Arbitrability of a Dispute – Does a Judge or Arbitrator Decide?
If you are involved in a dispute, the initial sentiment is to file a lawsuit and let a judge or jury decide the merits if it is not resolved in the interim. Another way to resolve a dispute is through binding arbitration. Frankly, with the uncertainty surrounding the judicial system right now, arbitration is not a bad way to go and likely the more efficient way to go, irrespective of the added administrative costs.
The key with arbitration is that it is a creature of contract. This means there needs to be an arbitration provision in an agreement for the parties to be bound to arbitration. Many contracts include an arbitration provision. Sometimes, however, a dispute revolves around the “arbitrability” of a claim or issue. One party believes the claim or issue falls outside the scope of an arbitration provision and the other party believes it is subject to the arbitration provision. In dealing with this, it is important for the arbitration provision to identify whether a judge or arbitrator decides the arbitrability of a dispute.

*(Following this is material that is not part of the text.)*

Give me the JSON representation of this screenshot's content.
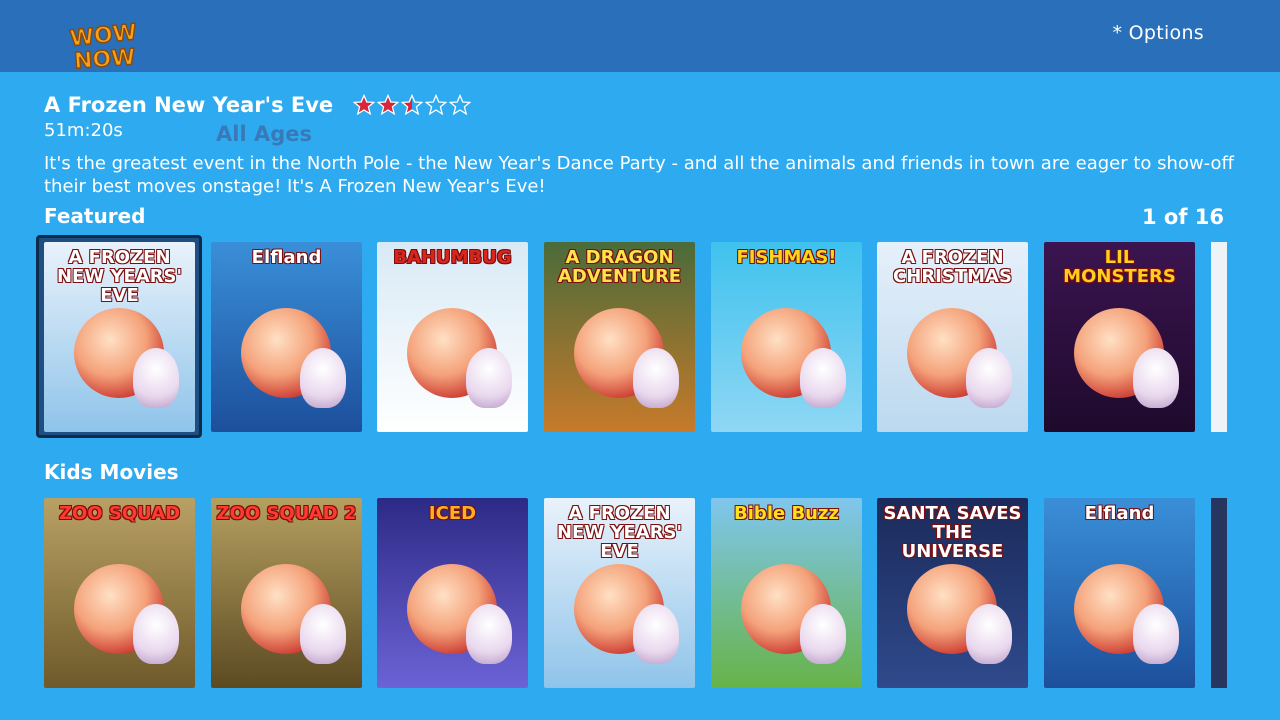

In a recent case dealing with an arbitration provision in a clickwrap agreement with Airbnb discussed here, the arbitration provision required the arbitration to be administered by the American Arbitration Association. The American Arbitration Association has a rule that states the arbitrability of a dispute is to be decided by the arbitrator. However, the appellate court did not like the the fact that the arbitration provision in the clickwrap agreement did not specifically reference that the arbitrator is to decide the arbitrability of the dispute and did not attach the American Arbitration Association’s rules. It found the arbitration provision was too general and ambiguous as it pertains to whether a judge or arbitrator decides the arbitrabitliy of the dispute, therefore, a judge is to decide.
To avoid this very issue, parties should simply specify whether a judge or arbitrator is to decide the arbitrability of a dispute in the agreement. If you want disputes to be resolved by arbitration, it only makes sense for the arbitrator to decide, which is why you are including the arbitration provision in your contract to begin with
Please contact David Adelstein at firstname.lastname@example.org or (954) 361-4720 if you have questions or would like more information regarding this article. You can follow David Adelstein on Twitter @DavidAdelstein1.